→ **TASK DESCRIPTION**
When a line of the entries contains the word "原発問題", report that line.

→ **RECORDS TO USE**

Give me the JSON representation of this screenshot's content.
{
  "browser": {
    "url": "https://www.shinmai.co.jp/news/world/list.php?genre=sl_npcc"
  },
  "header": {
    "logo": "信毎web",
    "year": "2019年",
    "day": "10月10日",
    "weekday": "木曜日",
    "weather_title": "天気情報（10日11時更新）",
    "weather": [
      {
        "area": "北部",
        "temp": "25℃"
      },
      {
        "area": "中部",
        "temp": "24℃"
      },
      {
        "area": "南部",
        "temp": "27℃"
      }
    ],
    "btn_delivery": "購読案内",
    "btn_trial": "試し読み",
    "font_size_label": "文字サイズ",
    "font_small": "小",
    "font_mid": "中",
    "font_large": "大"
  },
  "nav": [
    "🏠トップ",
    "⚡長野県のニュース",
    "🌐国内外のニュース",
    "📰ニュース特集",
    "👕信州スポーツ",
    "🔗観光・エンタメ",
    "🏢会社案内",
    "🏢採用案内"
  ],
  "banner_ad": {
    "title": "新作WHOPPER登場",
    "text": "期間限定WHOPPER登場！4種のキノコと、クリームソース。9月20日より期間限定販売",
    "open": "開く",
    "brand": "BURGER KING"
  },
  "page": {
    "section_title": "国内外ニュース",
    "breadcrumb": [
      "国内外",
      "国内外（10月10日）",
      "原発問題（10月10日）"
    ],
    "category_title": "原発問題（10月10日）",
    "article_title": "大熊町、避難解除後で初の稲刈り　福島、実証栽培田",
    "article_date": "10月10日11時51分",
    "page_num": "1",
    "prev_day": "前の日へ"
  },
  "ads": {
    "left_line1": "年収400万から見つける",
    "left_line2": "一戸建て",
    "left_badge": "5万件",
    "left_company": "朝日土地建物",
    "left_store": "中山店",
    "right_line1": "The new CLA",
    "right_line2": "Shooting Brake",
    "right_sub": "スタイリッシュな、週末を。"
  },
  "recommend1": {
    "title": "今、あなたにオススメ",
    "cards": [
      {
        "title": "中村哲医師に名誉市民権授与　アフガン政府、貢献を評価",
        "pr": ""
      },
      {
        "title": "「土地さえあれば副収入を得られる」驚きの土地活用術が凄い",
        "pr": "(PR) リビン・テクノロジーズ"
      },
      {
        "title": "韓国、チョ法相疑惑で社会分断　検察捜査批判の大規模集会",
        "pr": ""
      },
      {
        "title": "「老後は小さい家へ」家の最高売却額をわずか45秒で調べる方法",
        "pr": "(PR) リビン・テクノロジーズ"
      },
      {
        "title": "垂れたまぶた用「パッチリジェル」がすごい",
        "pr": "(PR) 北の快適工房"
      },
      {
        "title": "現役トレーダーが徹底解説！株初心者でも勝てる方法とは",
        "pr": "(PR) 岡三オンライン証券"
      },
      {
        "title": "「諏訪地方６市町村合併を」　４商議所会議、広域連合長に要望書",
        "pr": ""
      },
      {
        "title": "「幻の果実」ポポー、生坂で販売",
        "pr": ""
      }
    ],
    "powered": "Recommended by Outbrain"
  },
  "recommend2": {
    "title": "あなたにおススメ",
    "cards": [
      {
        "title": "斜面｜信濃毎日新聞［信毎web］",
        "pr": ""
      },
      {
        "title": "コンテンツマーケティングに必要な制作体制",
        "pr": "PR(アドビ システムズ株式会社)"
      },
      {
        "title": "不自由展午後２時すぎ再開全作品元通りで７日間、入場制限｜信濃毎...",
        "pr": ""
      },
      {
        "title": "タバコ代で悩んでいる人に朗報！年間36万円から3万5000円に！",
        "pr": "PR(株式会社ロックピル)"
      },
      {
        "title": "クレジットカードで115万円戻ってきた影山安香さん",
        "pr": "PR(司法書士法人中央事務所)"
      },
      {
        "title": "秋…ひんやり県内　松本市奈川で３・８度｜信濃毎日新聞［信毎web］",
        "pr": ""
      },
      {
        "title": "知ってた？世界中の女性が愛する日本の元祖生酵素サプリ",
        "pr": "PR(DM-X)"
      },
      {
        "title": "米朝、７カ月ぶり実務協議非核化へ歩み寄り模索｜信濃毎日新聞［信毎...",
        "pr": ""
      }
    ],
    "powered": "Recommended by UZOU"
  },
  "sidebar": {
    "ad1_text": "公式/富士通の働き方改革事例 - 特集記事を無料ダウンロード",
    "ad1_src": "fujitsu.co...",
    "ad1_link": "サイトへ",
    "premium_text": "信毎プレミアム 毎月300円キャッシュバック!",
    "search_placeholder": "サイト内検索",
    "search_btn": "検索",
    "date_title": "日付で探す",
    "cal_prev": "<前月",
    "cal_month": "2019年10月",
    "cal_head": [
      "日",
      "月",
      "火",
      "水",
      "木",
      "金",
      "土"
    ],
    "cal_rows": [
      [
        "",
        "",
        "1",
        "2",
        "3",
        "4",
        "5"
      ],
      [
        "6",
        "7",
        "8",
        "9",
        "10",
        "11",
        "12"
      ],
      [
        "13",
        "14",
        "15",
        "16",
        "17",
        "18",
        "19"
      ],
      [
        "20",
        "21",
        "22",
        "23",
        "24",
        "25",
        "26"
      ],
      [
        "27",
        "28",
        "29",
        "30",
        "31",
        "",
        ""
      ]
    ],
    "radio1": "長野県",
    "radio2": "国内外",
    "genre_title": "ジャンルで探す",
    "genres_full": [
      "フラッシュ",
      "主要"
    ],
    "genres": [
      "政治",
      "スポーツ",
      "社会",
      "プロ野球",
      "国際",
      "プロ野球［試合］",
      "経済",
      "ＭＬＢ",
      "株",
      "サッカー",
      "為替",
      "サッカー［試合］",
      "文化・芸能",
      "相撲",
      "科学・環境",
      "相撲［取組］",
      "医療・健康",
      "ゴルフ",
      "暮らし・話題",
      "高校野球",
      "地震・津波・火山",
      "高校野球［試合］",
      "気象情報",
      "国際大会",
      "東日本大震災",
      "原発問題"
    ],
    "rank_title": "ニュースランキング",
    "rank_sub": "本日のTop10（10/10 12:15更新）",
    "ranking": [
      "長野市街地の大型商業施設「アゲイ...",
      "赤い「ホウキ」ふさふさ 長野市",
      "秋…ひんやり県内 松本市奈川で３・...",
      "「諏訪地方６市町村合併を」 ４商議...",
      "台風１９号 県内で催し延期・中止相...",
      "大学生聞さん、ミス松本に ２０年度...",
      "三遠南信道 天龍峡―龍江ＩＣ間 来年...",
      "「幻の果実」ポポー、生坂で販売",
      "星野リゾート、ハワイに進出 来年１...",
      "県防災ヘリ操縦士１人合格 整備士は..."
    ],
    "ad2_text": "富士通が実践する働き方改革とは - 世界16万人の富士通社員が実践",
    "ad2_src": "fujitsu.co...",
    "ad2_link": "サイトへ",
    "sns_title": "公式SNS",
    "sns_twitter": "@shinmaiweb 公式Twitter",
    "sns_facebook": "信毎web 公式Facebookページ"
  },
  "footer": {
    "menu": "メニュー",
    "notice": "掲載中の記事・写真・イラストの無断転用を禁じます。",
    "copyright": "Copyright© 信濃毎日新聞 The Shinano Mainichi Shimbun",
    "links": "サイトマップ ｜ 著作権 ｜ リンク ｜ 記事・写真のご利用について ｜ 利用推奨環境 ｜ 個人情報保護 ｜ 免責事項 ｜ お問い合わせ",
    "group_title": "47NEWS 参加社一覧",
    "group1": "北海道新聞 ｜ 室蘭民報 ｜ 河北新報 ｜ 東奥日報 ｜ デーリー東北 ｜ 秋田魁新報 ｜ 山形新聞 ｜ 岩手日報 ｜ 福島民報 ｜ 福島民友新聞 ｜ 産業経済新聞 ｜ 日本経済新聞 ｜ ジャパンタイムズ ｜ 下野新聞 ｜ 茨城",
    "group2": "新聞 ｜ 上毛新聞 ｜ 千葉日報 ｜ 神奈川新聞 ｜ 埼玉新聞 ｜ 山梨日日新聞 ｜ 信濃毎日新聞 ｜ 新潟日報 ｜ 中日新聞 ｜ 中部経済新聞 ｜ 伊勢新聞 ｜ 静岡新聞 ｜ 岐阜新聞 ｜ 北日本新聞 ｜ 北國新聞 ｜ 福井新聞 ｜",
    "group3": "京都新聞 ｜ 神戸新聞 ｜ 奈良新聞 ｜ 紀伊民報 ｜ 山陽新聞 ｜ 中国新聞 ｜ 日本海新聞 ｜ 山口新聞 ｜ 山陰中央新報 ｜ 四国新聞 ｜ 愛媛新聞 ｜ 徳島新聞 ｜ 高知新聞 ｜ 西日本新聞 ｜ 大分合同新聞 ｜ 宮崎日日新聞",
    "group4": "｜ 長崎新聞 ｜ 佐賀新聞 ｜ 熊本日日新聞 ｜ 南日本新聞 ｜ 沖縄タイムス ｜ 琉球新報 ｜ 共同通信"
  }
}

→ **ANSWER FOR THE TASK**
      "原発問題（10月10日）"
    "category_title": "原発問題（10月10日）",
      "原発問題"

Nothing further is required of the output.